───── DATA LISTING

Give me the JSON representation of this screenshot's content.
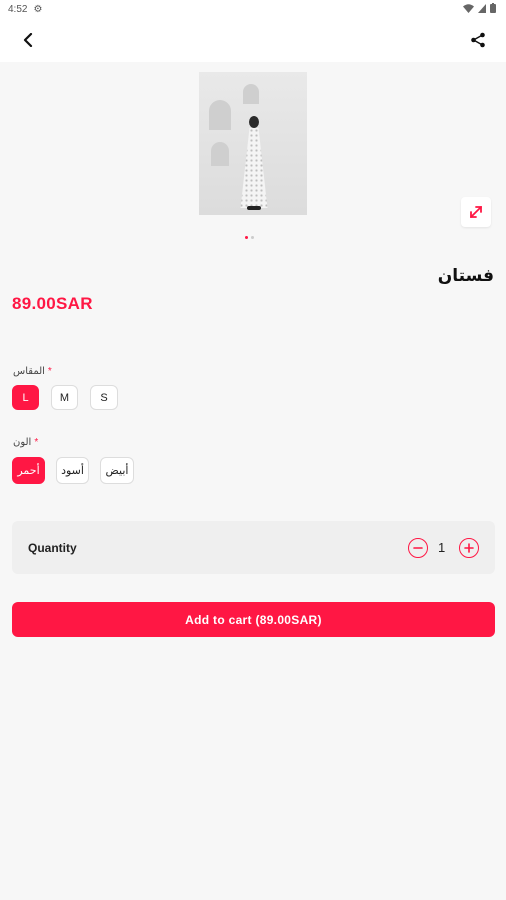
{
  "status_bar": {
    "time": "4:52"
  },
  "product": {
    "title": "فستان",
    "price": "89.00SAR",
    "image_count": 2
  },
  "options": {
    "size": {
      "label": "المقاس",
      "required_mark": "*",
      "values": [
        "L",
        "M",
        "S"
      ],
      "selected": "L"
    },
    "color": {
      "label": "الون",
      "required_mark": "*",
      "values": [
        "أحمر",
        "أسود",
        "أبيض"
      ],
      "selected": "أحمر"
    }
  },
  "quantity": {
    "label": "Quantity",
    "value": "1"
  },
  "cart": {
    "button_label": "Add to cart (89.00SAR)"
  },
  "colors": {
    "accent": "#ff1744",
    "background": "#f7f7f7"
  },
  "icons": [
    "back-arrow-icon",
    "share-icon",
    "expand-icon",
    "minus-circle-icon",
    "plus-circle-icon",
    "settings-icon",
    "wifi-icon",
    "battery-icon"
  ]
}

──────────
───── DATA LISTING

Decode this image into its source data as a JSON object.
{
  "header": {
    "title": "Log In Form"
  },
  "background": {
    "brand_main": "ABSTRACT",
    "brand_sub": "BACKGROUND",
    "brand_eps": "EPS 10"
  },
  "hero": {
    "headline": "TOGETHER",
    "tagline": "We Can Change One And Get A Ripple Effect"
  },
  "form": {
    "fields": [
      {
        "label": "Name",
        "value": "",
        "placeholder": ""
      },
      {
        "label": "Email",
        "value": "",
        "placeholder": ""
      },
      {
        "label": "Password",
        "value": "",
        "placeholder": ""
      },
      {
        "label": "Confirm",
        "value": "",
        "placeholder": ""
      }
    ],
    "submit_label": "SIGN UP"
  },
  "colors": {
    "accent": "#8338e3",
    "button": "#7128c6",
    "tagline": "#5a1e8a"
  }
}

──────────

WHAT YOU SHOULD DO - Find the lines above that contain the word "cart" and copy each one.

RESPONSE BELOW -
  "cart": {
    "button_label": "Add to cart (89.00SAR)"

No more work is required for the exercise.